Bibliographical noteFunding Information:
We are grateful to the Molecular Pathology & Imaging, Molecular Biology/Gene Expression and Cell Culture Core Facilities of the NIH/NIDDK Center for Molecular Studies in Digestive and Liver Diseases (P30-DK050306) and of the NIH P01CA098101. This study was supported in part by NIH Grants P01CA098101 (to HK, KAW, KT, MN, AL, AG, SC, SK, JAD and HN), F32CA174176 (KAW), F30CA175133 (AL), K26RR032714 (HN), R01CA073599 (DKS) as well as Pennsylvania CURE Program Grant (HN), the Edward P. Evans Foundation (DKS), University of Pennsylvania University Research Foundation Award (HN) and University of Pennsylvania, Abramson Cancer Center Pilot Project Grant (HN).
© 2015 Macmillan Publishers Limited.

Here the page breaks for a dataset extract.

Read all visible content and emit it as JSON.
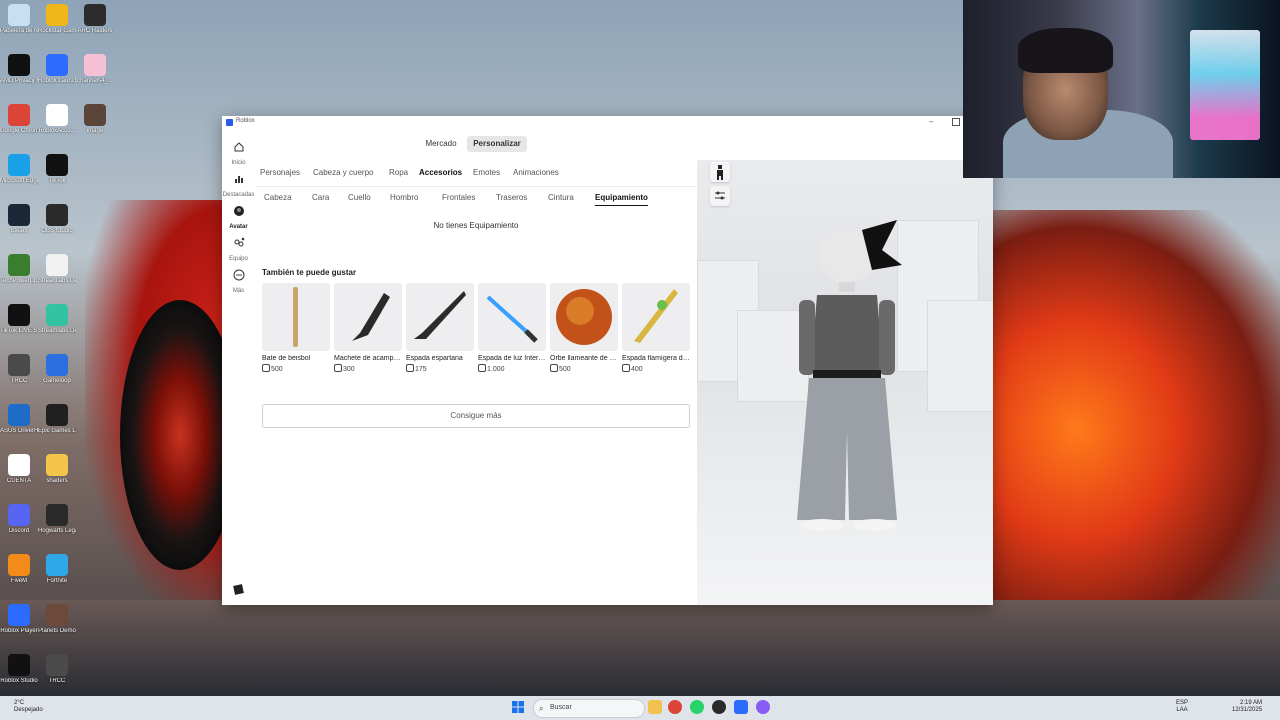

ASJC Scopus subject areas
- Molecular Biology
- Cancer Research